011715 claudies lowensteinKathy Lowenstein in the kitchen of Claudie’s, a gas-station convenience store/chicken joint. (Photos by Susan Ericson. Click to enlarge)


011715 claudies1Really good fried chicken in a gas station quick-stop? Working off of a tip from a friend, PieHole made its way over the Cooper Bridge from Red Bank to Middletown, where we found Claudie’s hidden behind the pumps of a former Sunoco station, now selling fuel branded “76.”

Further concealed in the back of the convenience store, Claudie’s is owned by Craig Ford and Kathy Lowenstein and named for Ford’s mother, Claudette. Ford, who also owns the multi-location Sea Breeze Cleaners, partnered with his employee Lowenstein to create this venture about a year ago.

“Craig is the financial background here, and the chicken is mine,” Lowenstein said.

012015 Claudies A typical array of take-out items from the menu at Claudie’s includes a bucket of fried chicken, French fries, corn fritters and apple fritters. Below, the Buffalo wings. (Photo by Susan Ericson. Click to enlarge)
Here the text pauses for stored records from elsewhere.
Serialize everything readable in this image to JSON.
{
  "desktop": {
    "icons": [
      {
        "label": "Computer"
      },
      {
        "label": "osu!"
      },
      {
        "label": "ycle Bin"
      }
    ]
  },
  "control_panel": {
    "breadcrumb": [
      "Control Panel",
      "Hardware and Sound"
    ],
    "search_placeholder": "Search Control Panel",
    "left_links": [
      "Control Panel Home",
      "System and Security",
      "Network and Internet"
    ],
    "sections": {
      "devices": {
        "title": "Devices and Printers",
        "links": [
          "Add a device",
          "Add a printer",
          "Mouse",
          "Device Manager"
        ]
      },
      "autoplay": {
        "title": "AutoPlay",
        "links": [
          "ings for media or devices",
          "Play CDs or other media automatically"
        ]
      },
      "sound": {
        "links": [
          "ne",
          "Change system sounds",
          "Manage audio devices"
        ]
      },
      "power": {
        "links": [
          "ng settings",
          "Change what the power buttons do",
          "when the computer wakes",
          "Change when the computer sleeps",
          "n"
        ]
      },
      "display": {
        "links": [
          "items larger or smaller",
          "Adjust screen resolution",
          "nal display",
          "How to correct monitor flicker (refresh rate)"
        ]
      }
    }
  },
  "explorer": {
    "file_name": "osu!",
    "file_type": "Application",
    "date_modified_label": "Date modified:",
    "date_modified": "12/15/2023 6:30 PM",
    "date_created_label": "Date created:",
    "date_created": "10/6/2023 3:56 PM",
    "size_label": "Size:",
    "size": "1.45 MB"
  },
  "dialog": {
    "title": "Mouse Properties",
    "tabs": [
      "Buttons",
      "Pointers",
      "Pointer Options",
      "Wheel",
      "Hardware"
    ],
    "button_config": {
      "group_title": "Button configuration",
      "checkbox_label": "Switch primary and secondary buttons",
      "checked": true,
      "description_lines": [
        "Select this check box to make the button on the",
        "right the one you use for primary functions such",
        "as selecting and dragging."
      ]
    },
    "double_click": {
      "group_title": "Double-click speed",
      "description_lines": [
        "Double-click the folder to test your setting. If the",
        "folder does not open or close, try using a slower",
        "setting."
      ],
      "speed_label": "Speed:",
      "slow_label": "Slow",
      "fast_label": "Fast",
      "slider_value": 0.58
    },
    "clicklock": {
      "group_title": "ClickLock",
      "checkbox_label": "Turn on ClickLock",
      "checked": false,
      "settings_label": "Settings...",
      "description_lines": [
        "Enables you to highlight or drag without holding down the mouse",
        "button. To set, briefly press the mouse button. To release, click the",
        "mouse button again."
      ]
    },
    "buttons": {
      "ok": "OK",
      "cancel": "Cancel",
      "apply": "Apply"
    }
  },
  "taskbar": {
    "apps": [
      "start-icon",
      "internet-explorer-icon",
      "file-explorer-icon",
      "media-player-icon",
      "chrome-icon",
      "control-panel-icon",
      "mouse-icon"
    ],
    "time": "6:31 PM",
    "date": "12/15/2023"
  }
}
011715 claudies2Lowenstein began working in chicken eateries when she was 17 years old, and at age 23 opened her own chicken restaurant called Chicken Town in Brick Township. “It’s still there,” she says, though she no longer owns it.

Returning to Middletown, where she grew up, and working in the dry cleaning business for Ford, Lowenstein  yearned to get back to the job she knew well. She liked the idea of the bringing “southern-style, gas-station, finger-lickin’ fried chicken” concept found ubiquitously from Delaware down through Virginia back to her hometown, where she now resides with her three children.

“People are skeptical when they come in here,” she says, of the unusual pairing of quick-stop and an independently-owned, two-stool restaurant. And perhaps ironically, the convenience business isn’t doing as well as the food operation, which has chicken “flying out the window,” Lowenstein says.

“We have two pressure fryers that can fry 28 pieces of chicken in 11 minutes,” she says. “We need to get a third pressure fryer to keep up” with demand.

Claudie’s uses nonfrozen Perdue chicken that Lowenstain cuts and breads daily. “We clean and filter our oil every day, too,” she says. “If you don’t clean and change the oil often, the chicken doesn’t come out very good.”

In addition to fried chicken, Claudie’s menu includes traditional Buffalo wings made from the  original recipe used at the Anchor Bar in Buffalo, New York. They’re a big seller, and Lowenstein admits she’s “nervous” about meeting demand for Super Bowl Sunday on February 1. At the moment, she expects to crank out 400 pounds of wings.

The menu also features ribs, seafood, sandwiches and an extensive list of sides, including several deep-fried vegetables such as mushrooms, cauliflower, zucchini, and onion rings.

The BBQ ribs on the menu are tender, and succulent. The coveted secret to Lowenstein’s flavorful spare rib recipe is the marinade, she tells PieHole. And the ribs are grilled, not baked, she says.

Honey-dipped fried chicken was a childhood favorite for PieHole, and Claudie’s comes pretty close to that taste memory. Each visit surprised us with the flavorful, non-greasy, remarkably crisp fried chicken – meaning the recipe is dependably good. The corn and apple fritters make for compelling fries, and come with a dipping sauce that combines sriracha and honey to finger-licking effect.

Claudie’s is at 417 Route 35, at the intersection of Cooper Road, behind a 76 gas station, and offers takeout and delivery.